The President sets the terms for proclaiming an end to her emergency status. However, NSA chief rejects call to withdraw PP 1017 citing “there are still platoons in the Army that are unaccounted for, and members of the New People’s Army (NPA), the armed wing of the Communist Party of the Philippines inside Metro Manila”; the same paper, the Manila Standard-Today also reports a cinematic plot: red flags to signal support for the Marines.
Speaking of coup attempts, the Philippines Free Press blog republishes two articles dating back to past coups: The Friday coup: they Almost won! by Teodoro M. Locsin and The anatomy of loyalty, by Edward Kiunisala.
PCIJ reports the NUJP website was hacked, and why broadcasters are nervous about new government rules. Anyway, as the Inquirer reports, Media still have to follow guidelines even if 1017 lifted.
Funny feature article for the day: Cory in full bloom, Gloria visibly wilting.
On another note: I remember snorting during the Saturday sermon of Archbishop Gaudencio Rosales for many reasons, but one was the repeated reference to him as “Cardinal-elect,” which betrays an ignorance of how the Catholic Church does things. Whispers in the Loggia points out the manner in which Cardinals are announced, and how they should be referred to until they actually receive the red hat from the Pope. Such people are “cardinals-designate,” since becoming a Cardinal is a dignity, a title, not one of the three Holy Orders (deacon, priest, bishop) of the Church. The ignorant and repeated reference to Rosales as “Cardinal-elect” is a phyrase only suitable to bishops, as the Church retains the historical fiction that bishops, as in the early days of the Church, are elected. A Cardinal is created” in the same way a Duke is “created” by, say, Queen Elizabeth II and for the same reason: it is a title, a dignity, which is why you do not even have to be a bishop to be a Cardinal (and, until very recently, you did not even have to be a priest or even a deacon: Paul VI, for example, considered making Jacques Maritain, theologian but not priest, a Cardinal).
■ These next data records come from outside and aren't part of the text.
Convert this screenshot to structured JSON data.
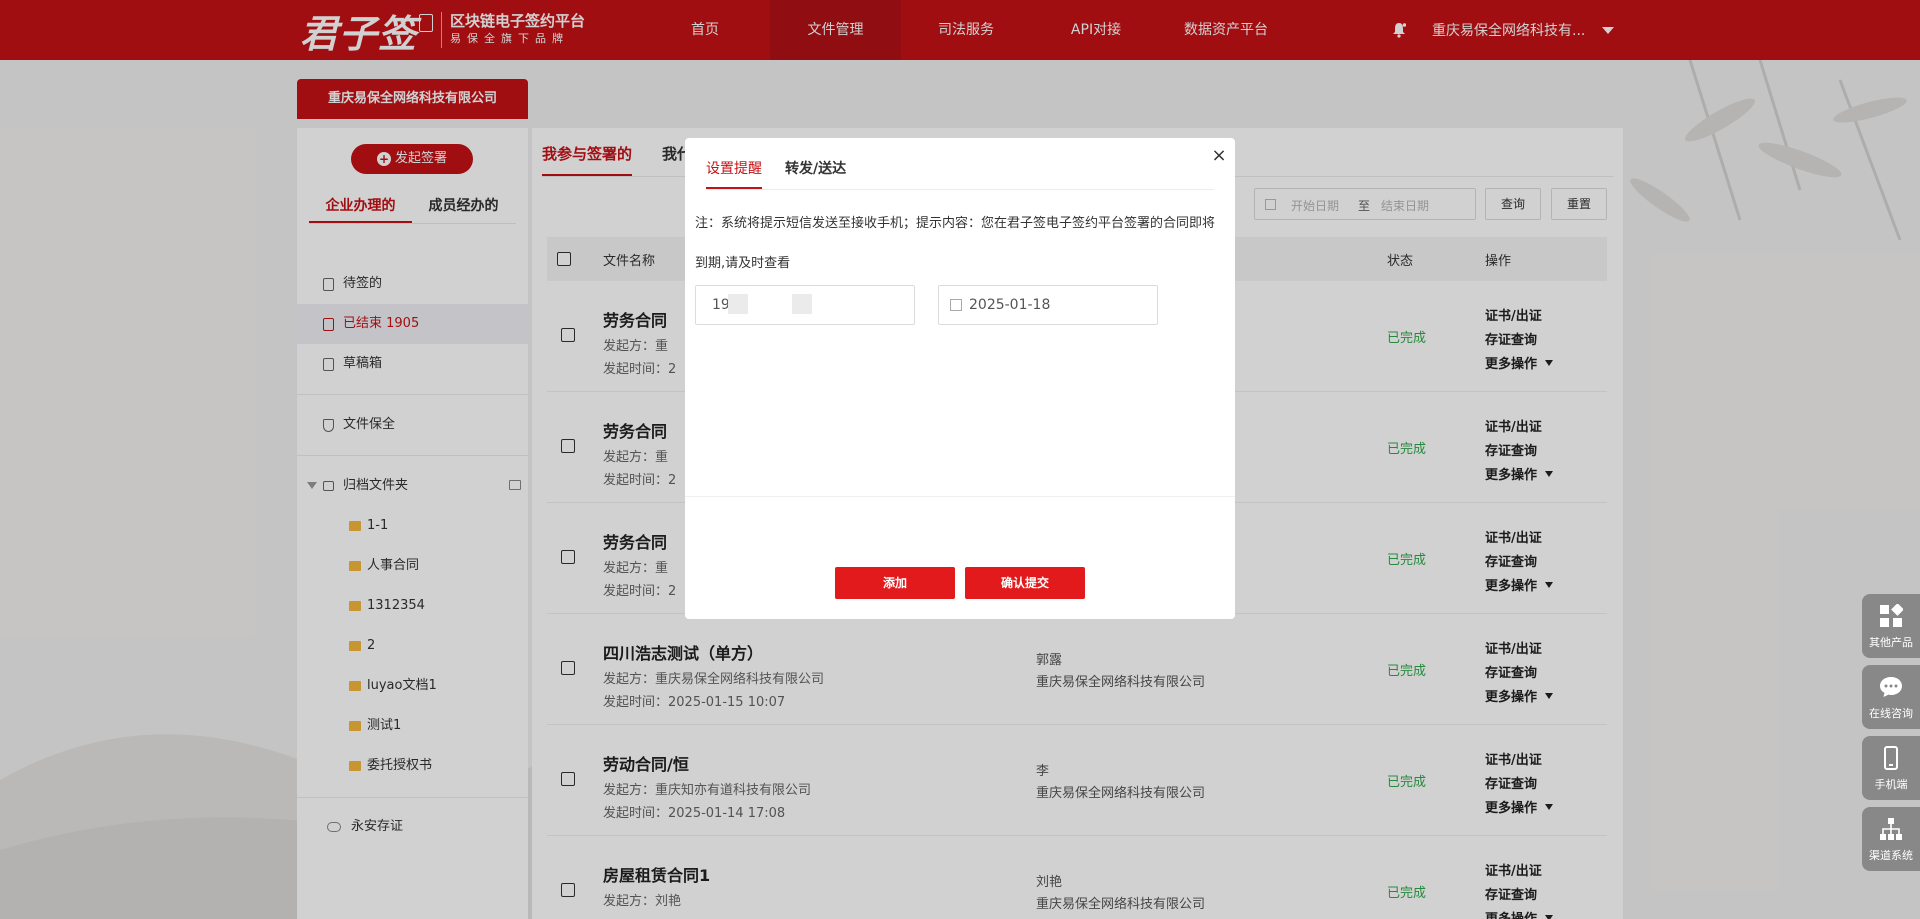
{
  "header": {
    "logo_main": "君子签",
    "logo_line1": "区块链电子签约平台",
    "logo_line2": "易保全旗下品牌",
    "nav": [
      {
        "label": "首页",
        "active": false
      },
      {
        "label": "文件管理",
        "active": true
      },
      {
        "label": "司法服务",
        "active": false
      },
      {
        "label": "API对接",
        "active": false
      },
      {
        "label": "数据资产平台",
        "active": false
      }
    ],
    "org_name": "重庆易保全网络科技有..."
  },
  "sidebar": {
    "company": "重庆易保全网络科技有限公司",
    "start_sign": "发起签署",
    "tabs": [
      "企业办理的",
      "成员经办的"
    ],
    "items": [
      {
        "label": "待签的"
      },
      {
        "label": "已结束  1905"
      },
      {
        "label": "草稿箱"
      }
    ],
    "file_preserve": "文件保全",
    "archive_folder": "归档文件夹",
    "folders": [
      "1-1",
      "人事合同",
      "1312354",
      "2",
      "luyao文档1",
      "测试1",
      "委托授权书"
    ],
    "yongan": "永安存证"
  },
  "main": {
    "tabs": [
      "我参与签署的",
      "我代"
    ],
    "date_start_placeholder": "开始日期",
    "date_sep": "至",
    "date_end_placeholder": "结束日期",
    "query": "查询",
    "reset": "重置",
    "col_file": "文件名称",
    "col_status": "状态",
    "col_ops": "操作",
    "sender_label": "发起方：",
    "time_label": "发起时间：",
    "ops": [
      "证书/出证",
      "存证查询",
      "更多操作"
    ],
    "rows": [
      {
        "title": "劳务合同",
        "sender": "重",
        "time": "2",
        "signer_name": "",
        "signer_org": "",
        "status": "已完成"
      },
      {
        "title": "劳务合同",
        "sender": "重",
        "time": "2",
        "signer_name": "",
        "signer_org": "",
        "status": "已完成"
      },
      {
        "title": "劳务合同",
        "sender": "重",
        "time": "2",
        "signer_name": "",
        "signer_org": "",
        "status": "已完成"
      },
      {
        "title": "四川浩志测试（单方）",
        "sender": "重庆易保全网络科技有限公司",
        "time": "2025-01-15 10:07",
        "signer_name": "郭露",
        "signer_org": "重庆易保全网络科技有限公司",
        "status": "已完成"
      },
      {
        "title": "劳动合同/恒",
        "sender": "重庆知亦有道科技有限公司",
        "time": "2025-01-14 17:08",
        "signer_name": "李",
        "signer_org": "重庆易保全网络科技有限公司",
        "status": "已完成"
      },
      {
        "title": "房屋租赁合同1",
        "sender": "刘艳",
        "time": "",
        "signer_name": "刘艳",
        "signer_org": "重庆易保全网络科技有限公司",
        "status": "已完成"
      }
    ]
  },
  "modal": {
    "tabs": [
      "设置提醒",
      "转发/送达"
    ],
    "close": "×",
    "note": "注：系统将提示短信发送至接收手机；提示内容：您在君子签电子签约平台签署的合同即将到期,请及时查看",
    "phone_value": "19",
    "date_value": "2025-01-18",
    "add_btn": "添加",
    "submit_btn": "确认提交"
  },
  "float_tools": [
    "其他产品",
    "在线咨询",
    "手机端",
    "渠道系统"
  ],
  "colors": {
    "brand": "#c51217",
    "success": "#2fa94c",
    "button": "#e31a1c"
  }
}
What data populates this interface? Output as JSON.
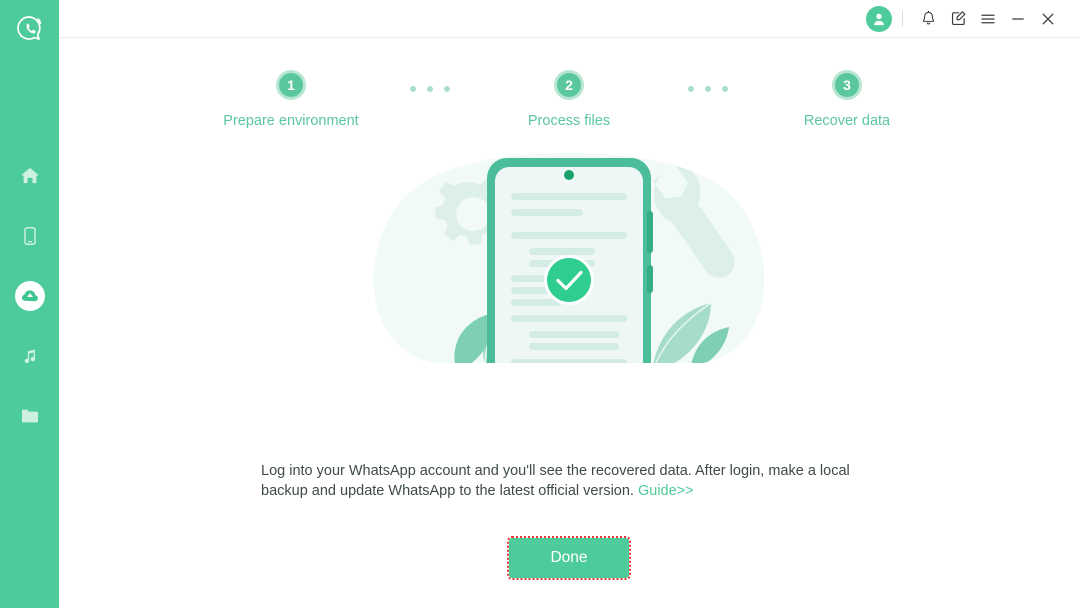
{
  "app": {
    "brand_color": "#4ecb9a",
    "logo_icon": "whatsapp-recovery-logo-icon"
  },
  "sidebar": {
    "items": [
      {
        "icon": "home-icon",
        "name": "home",
        "active": false
      },
      {
        "icon": "device-icon",
        "name": "device",
        "active": false
      },
      {
        "icon": "cloud-icon",
        "name": "recover",
        "active": true
      },
      {
        "icon": "music-icon",
        "name": "media",
        "active": false
      },
      {
        "icon": "folder-icon",
        "name": "files",
        "active": false
      }
    ]
  },
  "titlebar": {
    "avatar_icon": "user-avatar-icon",
    "icons": [
      {
        "icon": "bell-icon",
        "name": "notifications"
      },
      {
        "icon": "feedback-icon",
        "name": "feedback"
      },
      {
        "icon": "hamburger-icon",
        "name": "menu"
      },
      {
        "icon": "minimize-icon",
        "name": "minimize"
      },
      {
        "icon": "close-icon",
        "name": "close"
      }
    ]
  },
  "stepper": {
    "steps": [
      {
        "number": "1",
        "label": "Prepare environment"
      },
      {
        "number": "2",
        "label": "Process files"
      },
      {
        "number": "3",
        "label": "Recover data"
      }
    ],
    "active_color": "#5bc79c",
    "dot_color": "#a9dfc7"
  },
  "illustration": {
    "name": "phone-recovery-success-illustration",
    "elements": [
      "gear-icon",
      "wrench-icon",
      "phone-icon",
      "checkmark-icon",
      "leaf-icon"
    ]
  },
  "caption": {
    "line1": "Log into your WhatsApp account and you'll see the recovered data. After login, make a local backup",
    "line2": "and update WhatsApp to the latest official version. ",
    "link": "Guide>>"
  },
  "actions": {
    "done_label": "Done"
  }
}
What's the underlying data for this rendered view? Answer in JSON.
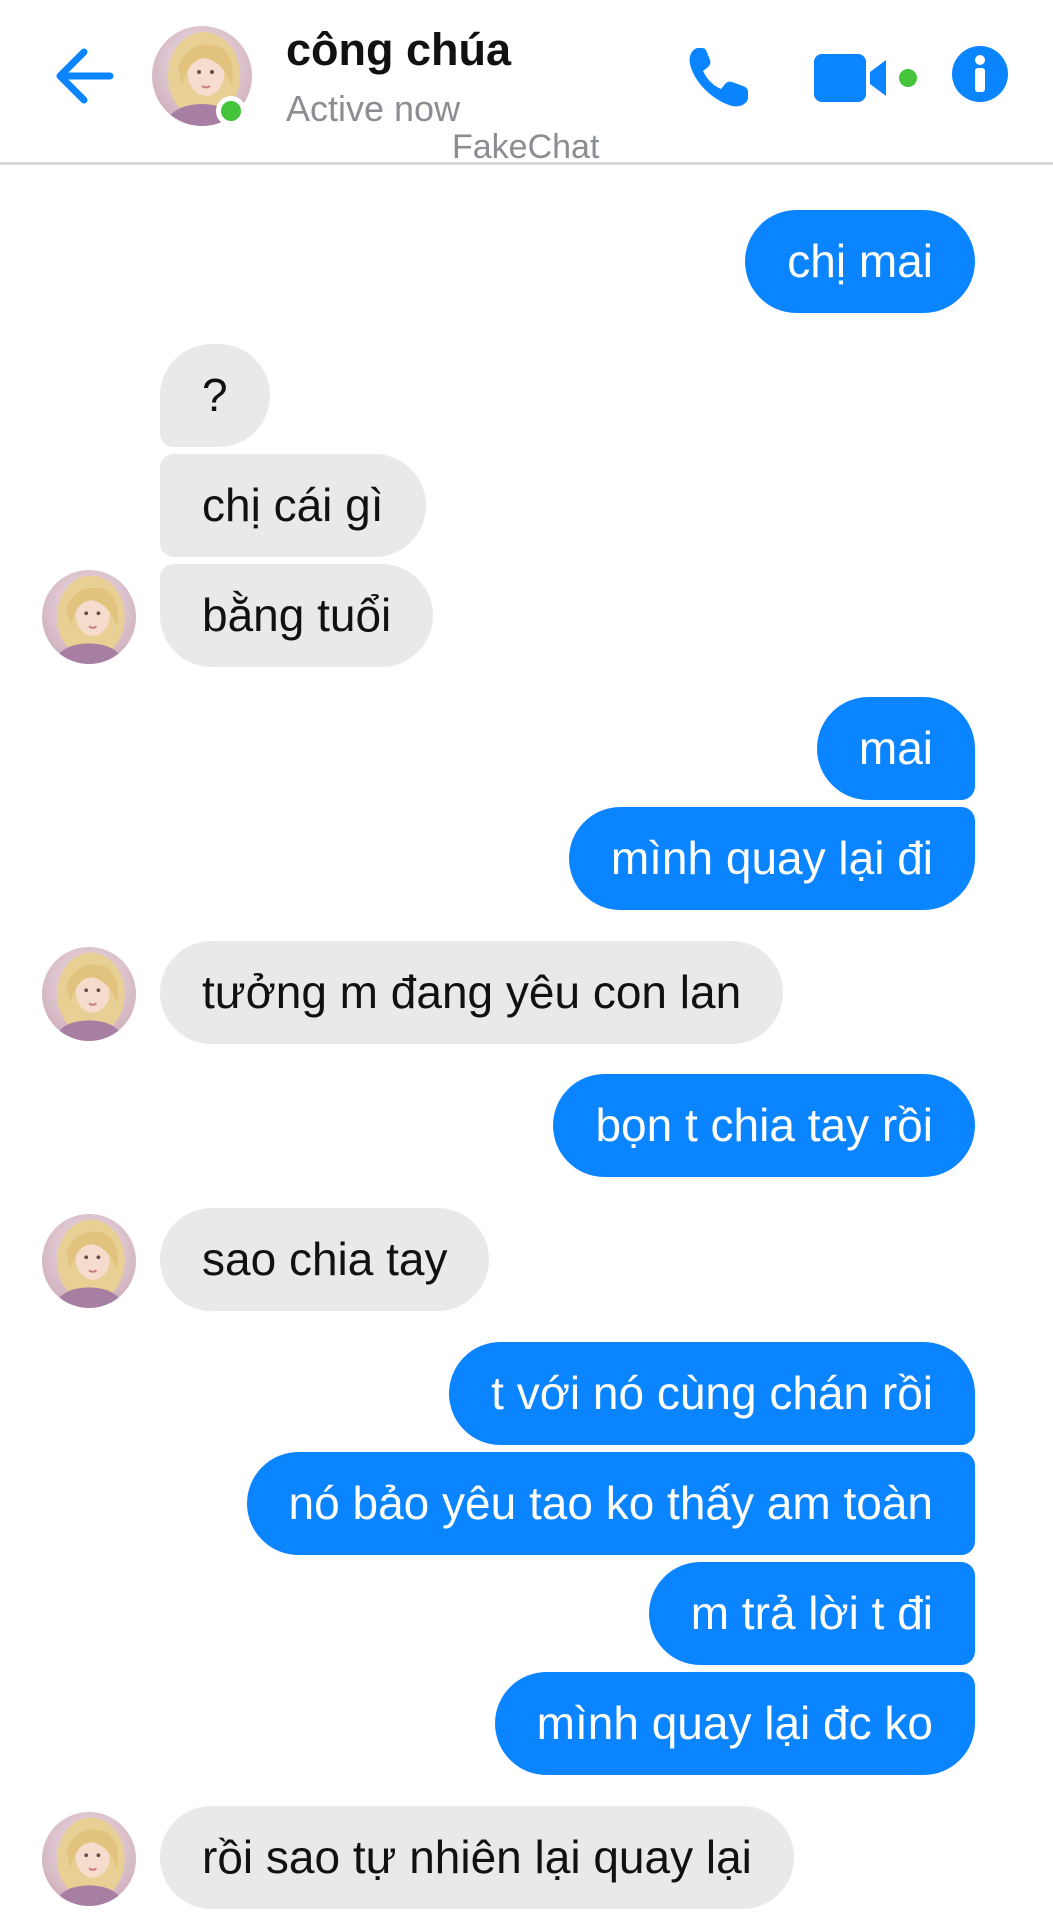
{
  "header": {
    "back_icon": "back-arrow-icon",
    "contact_name": "công chúa",
    "status": "Active now",
    "watermark": "FakeChat",
    "call_icon": "phone-icon",
    "video_icon": "video-camera-icon",
    "info_icon": "info-icon",
    "accent_color": "#0a84ff",
    "online_color": "#44c43b"
  },
  "messages": [
    {
      "side": "out",
      "text": "chị mai"
    },
    {
      "side": "in",
      "text": "?"
    },
    {
      "side": "in",
      "text": "chị cái gì"
    },
    {
      "side": "in",
      "text": "bằng tuổi"
    },
    {
      "side": "out",
      "text": "mai"
    },
    {
      "side": "out",
      "text": "mình quay lại đi"
    },
    {
      "side": "in",
      "text": "tưởng m đang yêu con lan"
    },
    {
      "side": "out",
      "text": "bọn t chia tay rồi"
    },
    {
      "side": "in",
      "text": "sao chia tay"
    },
    {
      "side": "out",
      "text": "t với nó cùng chán rồi"
    },
    {
      "side": "out",
      "text": "nó bảo yêu tao ko thấy am toàn"
    },
    {
      "side": "out",
      "text": "m trả lời t đi"
    },
    {
      "side": "out",
      "text": "mình quay lại đc ko"
    },
    {
      "side": "in",
      "text": "rồi sao tự nhiên lại quay lại"
    }
  ]
}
Juan Mercado, who was locked up by Ferdinand Marcos at the onset of martial law, points to three truths about governments that attempt to control the press:
Lesson One: Suppressing the media is self-defeating.
Lesson Two: “In the long run of history, the censors and inquisitors always lost,” Cebu’s major newspapers said. “The only weapon against bad ideas is a better one.”
Lesson Three: Press muzzlers first seek out the weakest link.
The journalists that Marcos and Estrada tried to gag were there to report their downfall. That’s Lesson Four.
Manuel Buencamino lists down what government has done to incite sedition and rebellion against itself.
In MindaViews, Patricio P. Diaz discusses the targets of emergency rule, and discerns that while the proclamation was legal, the manner it’s being implemented is another story altogether.
Tony Abaya wonders if Communist infliltration of the anti-Arroyo efforts isn’t total.
Connie Veneracion dissects emergency rule and questions whether the wrongs the government seeks to right, can be righted with a possibly, if not wrong order, then the wrong methods of implementing orders. She concludes,
Sure, PP 1017 sucks. Big time. It is like seeking to right a wrong with another wrong because most of what it seeks to repress are wrong anyway–political power grabbing, military adventurism and even a licentious press. But the biggest mistake anyone can do right now is to get his attention deflected by everything that is wrong with PP 1017 and forget everything that is wrong beyond it.
While I tend to disagree with most everything Emil Jurado writes, I do agree that “Wowowee” shouldn’t be resurrected. But then, as I said before, I’d be happy to see all noontime variety shows taken off the air.
Larry Sipin says there’s always good news.
In the blogosphere, there’s a marvelously observant entry by Random Fandom on the government, media, and the participants in the Fort Bonifacio standoff. Read the whole thing.
Big Mango tackles truth and justice; he says neither side can claim both:
Both camps want righteousness— the Anti-Arroyo camp Righteous Truth without Justice and Gloria Macapagal-Arroyo, Righteous Justice without Truth. That is not Truth and Justice. Neither case is the right path no matter our collective intention: see economic prosperity. All we have is drama, all sound and fury and at the end of the day, signifying nothing.
Captain’s Log shows how technological unsophistication can add to the political noise.
Concerns of a Bystander on the different stands people take in times of trouble.